The Neptune project has launched clinical guidance for the management of New Psychoactive Substances (NPS), based on a systematic review of the evidence and clinical consensus with the support of a multi-disciplinary group of experts.
The following has been uploaded to their Best practice portal :
Best practice in drug interventions
New psychoactive drugs
A new psychoactive substance (or NPS) is a narcotic or psychotropic drug that is not controlled by existing international conventions but that may pose a significant public health threat.
New psychoactive substances are an emerging topic. Research is ongoing in this area and we currently lack evidence on what works best.
- Generally, prevention interventions which stress skills and coping strategies are effective, independently of the substance concerned
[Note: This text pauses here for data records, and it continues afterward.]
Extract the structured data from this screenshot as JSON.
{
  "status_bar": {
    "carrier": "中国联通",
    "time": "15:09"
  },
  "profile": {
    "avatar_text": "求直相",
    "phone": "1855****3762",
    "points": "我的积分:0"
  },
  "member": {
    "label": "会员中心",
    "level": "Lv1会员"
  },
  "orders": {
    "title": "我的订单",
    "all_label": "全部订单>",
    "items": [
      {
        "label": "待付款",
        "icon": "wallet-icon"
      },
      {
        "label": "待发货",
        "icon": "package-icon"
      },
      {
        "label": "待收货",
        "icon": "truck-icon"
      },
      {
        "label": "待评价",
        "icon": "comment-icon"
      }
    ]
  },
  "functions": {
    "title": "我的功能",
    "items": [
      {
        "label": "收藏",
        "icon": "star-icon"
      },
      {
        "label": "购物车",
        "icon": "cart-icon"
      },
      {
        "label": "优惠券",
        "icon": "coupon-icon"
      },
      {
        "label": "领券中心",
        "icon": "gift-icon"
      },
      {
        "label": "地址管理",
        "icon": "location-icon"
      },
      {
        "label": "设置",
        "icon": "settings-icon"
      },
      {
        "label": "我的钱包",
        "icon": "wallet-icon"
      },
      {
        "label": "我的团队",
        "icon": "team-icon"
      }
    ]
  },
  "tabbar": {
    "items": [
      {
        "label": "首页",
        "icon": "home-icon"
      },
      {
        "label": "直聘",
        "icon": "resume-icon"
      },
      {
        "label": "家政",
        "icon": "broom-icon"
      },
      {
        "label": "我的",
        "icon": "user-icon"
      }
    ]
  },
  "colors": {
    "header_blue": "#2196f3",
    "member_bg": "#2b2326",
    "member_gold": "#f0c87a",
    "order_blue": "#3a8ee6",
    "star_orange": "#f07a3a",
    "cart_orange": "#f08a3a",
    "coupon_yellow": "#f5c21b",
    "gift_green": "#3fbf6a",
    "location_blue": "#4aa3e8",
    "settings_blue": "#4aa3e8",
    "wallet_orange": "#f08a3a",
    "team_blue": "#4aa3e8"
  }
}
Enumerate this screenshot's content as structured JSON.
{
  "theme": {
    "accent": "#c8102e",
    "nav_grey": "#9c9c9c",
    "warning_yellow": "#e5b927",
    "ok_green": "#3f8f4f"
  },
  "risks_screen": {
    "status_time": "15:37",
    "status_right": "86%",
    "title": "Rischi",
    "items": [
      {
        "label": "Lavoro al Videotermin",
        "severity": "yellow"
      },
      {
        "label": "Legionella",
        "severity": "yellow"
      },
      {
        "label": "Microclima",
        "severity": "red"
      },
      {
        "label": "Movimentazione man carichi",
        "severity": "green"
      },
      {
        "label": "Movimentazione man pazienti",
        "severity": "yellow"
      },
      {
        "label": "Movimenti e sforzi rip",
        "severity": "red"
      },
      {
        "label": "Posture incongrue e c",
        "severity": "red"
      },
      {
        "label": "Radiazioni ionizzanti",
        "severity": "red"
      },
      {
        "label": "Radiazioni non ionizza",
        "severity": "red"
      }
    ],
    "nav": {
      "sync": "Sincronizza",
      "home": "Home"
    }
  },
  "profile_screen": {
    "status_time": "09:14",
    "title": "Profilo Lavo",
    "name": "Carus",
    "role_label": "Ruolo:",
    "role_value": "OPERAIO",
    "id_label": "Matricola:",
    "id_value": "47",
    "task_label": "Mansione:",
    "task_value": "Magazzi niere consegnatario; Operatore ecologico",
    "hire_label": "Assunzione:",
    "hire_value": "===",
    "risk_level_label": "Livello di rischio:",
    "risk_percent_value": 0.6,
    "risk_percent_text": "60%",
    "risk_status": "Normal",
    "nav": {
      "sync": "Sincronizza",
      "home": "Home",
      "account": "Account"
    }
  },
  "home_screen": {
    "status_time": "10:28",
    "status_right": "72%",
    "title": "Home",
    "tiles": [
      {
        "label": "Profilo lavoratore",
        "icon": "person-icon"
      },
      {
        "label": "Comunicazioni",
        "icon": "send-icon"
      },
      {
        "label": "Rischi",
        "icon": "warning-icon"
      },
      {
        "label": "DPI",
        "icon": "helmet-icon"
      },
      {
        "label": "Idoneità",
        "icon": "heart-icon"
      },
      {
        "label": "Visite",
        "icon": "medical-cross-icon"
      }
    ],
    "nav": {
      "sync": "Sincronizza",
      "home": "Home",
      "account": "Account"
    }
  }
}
- Harm reduction strategies in nightlife settings which have proved to be effective for alcohol may also be effective for new psychoactive substances
Many research gaps still need to be filled in order to inform future policy responses to new psychoactive substances (Ferri et al., 2014):
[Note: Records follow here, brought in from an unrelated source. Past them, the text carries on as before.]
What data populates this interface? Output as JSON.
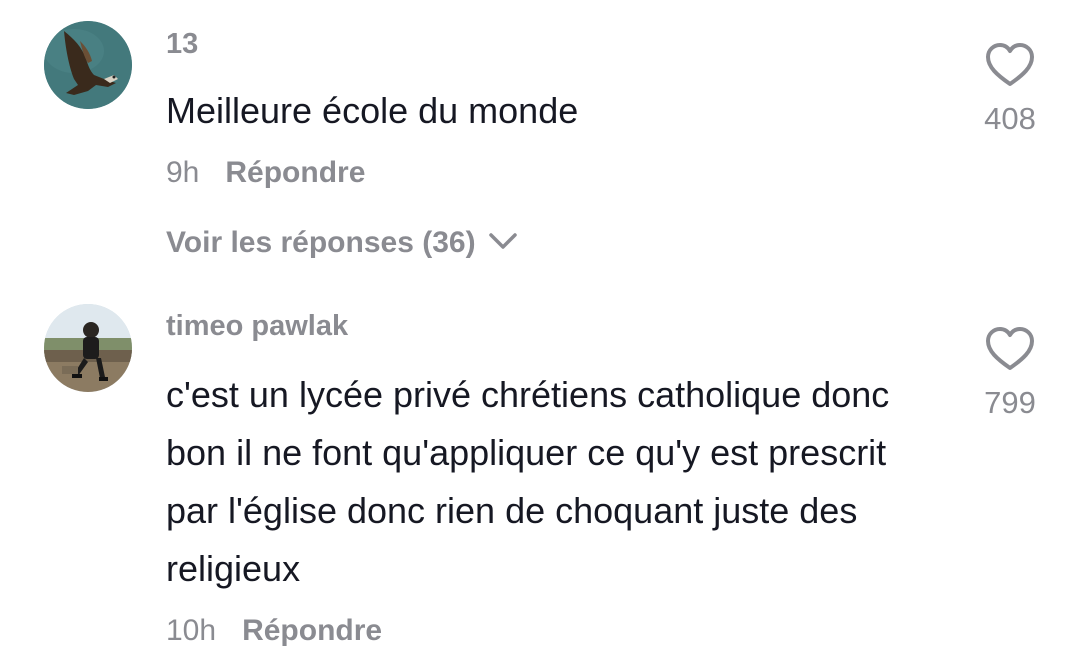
{
  "comments": [
    {
      "username": "13",
      "text": "Meilleure école du monde",
      "time": "9h",
      "reply_label": "Répondre",
      "view_replies_label": "Voir les réponses (36)",
      "likes": "408",
      "avatar_icon": "eagle-avatar"
    },
    {
      "username": "timeo pawlak",
      "text": "c'est un lycée privé chrétiens catholique donc bon il ne font qu'appliquer ce qu'y est prescrit par l'église donc rien de choquant juste des religieux",
      "time": "10h",
      "reply_label": "Répondre",
      "likes": "799",
      "avatar_icon": "person-photo-avatar"
    }
  ],
  "colors": {
    "primary_text": "#161823",
    "secondary_text": "#8a8b91",
    "icon_stroke": "#8a8b91",
    "background": "#ffffff"
  }
}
- A comprehensive insight on the scale and patterns of new psychoactive substance use
- A better understanding of the new psychoactive substances market
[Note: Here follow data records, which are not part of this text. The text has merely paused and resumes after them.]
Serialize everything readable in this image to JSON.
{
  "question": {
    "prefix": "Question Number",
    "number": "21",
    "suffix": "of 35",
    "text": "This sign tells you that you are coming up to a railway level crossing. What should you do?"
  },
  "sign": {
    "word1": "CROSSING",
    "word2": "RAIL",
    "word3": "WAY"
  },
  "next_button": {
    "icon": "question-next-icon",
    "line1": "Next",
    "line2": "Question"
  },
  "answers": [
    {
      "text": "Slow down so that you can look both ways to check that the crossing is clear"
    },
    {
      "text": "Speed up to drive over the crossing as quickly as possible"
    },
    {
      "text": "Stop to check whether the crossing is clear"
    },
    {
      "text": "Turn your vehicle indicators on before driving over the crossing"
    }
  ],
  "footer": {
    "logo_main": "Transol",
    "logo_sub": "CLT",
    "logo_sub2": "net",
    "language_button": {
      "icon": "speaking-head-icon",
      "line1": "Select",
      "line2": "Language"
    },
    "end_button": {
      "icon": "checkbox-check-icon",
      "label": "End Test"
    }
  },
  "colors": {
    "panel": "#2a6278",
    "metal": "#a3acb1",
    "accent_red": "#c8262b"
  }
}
- Research into the short- and long-term consequences of new psychoactive substance use
- Evidence of specific and/or appropriate treatment options for new psychoactive substance users
- Outcome evaluations of current interventions and consideration of possible new approaches
What doesn’t work?
- New psychoactive substances are an emerging topic. Research is ongoing in this area and we currently lack evidence on what works best.
What can we do in the meantime?
Until today, at both European and international level countries have responded to the problem through consumer protection and law enforcement measures and namely with a range of different innovative legal responses.
Demand reduction initiatives are currently being implemented in Europe (e.g. specialist clinics for users of club drugs in the UK), yet we will need to wait for outcome evaluations of such initiatives before promoting them as European best practice. Standards for drug prevention interventions in recreational settings already exist and can be used as a reference point for new psychoactive substance prevention programmes.
- Guidance on the clinical management of acute and chronic harms of club drugs and novel psychoactive substance – NEPTUNE Project (2015)
- Euro-DEN project – Guidelines on when to call the Emergency Services 112 for unwell recreational drug users
- Harms associated with new psychoactive drugs – EMCDDA European Drug Report 2014
- EMCDDA action on new drug
- Evidence review — New Psychoactive Substances – Evidence Review (2014), Scottish Government Social Research